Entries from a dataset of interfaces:
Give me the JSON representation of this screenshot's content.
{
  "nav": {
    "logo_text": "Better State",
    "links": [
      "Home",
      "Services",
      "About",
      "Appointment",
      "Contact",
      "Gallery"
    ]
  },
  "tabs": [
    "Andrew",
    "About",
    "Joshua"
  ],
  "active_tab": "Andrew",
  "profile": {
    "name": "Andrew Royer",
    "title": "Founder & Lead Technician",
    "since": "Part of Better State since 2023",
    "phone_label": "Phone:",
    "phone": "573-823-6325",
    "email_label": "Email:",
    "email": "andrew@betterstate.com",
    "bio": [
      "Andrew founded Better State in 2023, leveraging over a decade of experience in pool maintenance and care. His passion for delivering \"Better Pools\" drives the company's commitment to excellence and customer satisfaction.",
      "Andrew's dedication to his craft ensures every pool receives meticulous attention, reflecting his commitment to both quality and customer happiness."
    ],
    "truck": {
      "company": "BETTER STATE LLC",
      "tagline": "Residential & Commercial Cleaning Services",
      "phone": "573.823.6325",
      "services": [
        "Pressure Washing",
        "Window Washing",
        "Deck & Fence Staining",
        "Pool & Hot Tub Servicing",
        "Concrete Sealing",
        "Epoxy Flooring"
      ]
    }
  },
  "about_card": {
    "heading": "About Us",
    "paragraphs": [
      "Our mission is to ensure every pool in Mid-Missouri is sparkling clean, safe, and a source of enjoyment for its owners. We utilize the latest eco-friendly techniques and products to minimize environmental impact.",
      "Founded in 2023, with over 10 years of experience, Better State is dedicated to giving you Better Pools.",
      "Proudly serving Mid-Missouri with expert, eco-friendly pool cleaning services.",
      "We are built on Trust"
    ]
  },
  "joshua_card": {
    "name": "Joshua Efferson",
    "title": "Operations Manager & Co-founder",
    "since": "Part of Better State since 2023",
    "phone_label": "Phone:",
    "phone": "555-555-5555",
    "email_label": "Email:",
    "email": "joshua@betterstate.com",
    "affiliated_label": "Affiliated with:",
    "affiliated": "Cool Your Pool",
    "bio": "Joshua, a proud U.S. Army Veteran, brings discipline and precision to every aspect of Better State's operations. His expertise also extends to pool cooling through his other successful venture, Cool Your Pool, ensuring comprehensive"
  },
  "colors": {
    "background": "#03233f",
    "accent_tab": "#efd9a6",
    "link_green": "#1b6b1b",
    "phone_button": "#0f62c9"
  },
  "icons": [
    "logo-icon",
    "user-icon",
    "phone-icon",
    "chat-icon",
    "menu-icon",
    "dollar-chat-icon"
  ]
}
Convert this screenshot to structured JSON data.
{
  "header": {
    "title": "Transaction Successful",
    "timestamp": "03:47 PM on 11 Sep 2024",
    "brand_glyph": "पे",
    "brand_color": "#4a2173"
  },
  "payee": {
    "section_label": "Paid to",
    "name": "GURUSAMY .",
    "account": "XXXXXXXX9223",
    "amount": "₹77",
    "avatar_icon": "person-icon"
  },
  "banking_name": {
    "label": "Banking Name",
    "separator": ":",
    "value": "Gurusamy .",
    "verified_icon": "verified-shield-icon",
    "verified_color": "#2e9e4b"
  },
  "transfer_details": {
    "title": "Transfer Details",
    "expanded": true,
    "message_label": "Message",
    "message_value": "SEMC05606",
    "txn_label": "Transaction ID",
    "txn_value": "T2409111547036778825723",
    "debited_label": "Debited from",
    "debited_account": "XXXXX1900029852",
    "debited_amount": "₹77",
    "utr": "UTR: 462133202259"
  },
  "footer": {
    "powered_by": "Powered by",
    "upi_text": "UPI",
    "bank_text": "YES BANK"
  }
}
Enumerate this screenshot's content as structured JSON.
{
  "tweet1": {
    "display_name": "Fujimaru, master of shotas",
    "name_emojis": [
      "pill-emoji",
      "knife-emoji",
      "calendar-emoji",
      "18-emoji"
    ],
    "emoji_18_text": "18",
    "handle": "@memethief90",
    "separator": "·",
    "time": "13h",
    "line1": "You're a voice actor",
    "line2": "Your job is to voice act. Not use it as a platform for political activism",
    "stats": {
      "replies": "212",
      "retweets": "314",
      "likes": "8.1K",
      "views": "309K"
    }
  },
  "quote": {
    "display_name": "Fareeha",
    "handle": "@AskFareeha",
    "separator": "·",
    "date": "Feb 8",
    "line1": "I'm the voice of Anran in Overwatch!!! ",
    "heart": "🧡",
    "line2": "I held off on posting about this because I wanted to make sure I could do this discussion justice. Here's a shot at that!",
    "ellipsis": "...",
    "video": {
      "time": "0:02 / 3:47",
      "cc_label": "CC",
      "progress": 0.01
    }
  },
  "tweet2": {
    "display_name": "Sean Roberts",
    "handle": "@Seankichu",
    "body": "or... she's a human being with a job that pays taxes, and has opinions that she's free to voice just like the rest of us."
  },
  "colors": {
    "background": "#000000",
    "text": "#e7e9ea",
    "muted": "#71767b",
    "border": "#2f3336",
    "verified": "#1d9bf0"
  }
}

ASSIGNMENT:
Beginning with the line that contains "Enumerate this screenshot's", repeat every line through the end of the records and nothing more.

PROBLEM SOLUTION:
Enumerate this screenshot's content as structured JSON.
{
  "tweet1": {
    "display_name": "Fujimaru, master of shotas",
    "name_emojis": [
      "pill-emoji",
      "knife-emoji",
      "calendar-emoji",
      "18-emoji"
    ],
    "emoji_18_text": "18",
    "handle": "@memethief90",
    "separator": "·",
    "time": "13h",
    "line1": "You're a voice actor",
    "line2": "Your job is to voice act. Not use it as a platform for political activism",
    "stats": {
      "replies": "212",
      "retweets": "314",
      "likes": "8.1K",
      "views": "309K"
    }
  },
  "quote": {
    "display_name": "Fareeha",
    "handle": "@AskFareeha",
    "separator": "·",
    "date": "Feb 8",
    "line1": "I'm the voice of Anran in Overwatch!!! ",
    "heart": "🧡",
    "line2": "I held off on posting about this because I wanted to make sure I could do this discussion justice. Here's a shot at that!",
    "ellipsis": "...",
    "video": {
      "time": "0:02 / 3:47",
      "cc_label": "CC",
      "progress": 0.01
    }
  },
  "tweet2": {
    "display_name": "Sean Roberts",
    "handle": "@Seankichu",
    "body": "or... she's a human being with a job that pays taxes, and has opinions that she's free to voice just like the rest of us."
  },
  "colors": {
    "background": "#000000",
    "text": "#e7e9ea",
    "muted": "#71767b",
    "border": "#2f3336",
    "verified": "#1d9bf0"
  }
}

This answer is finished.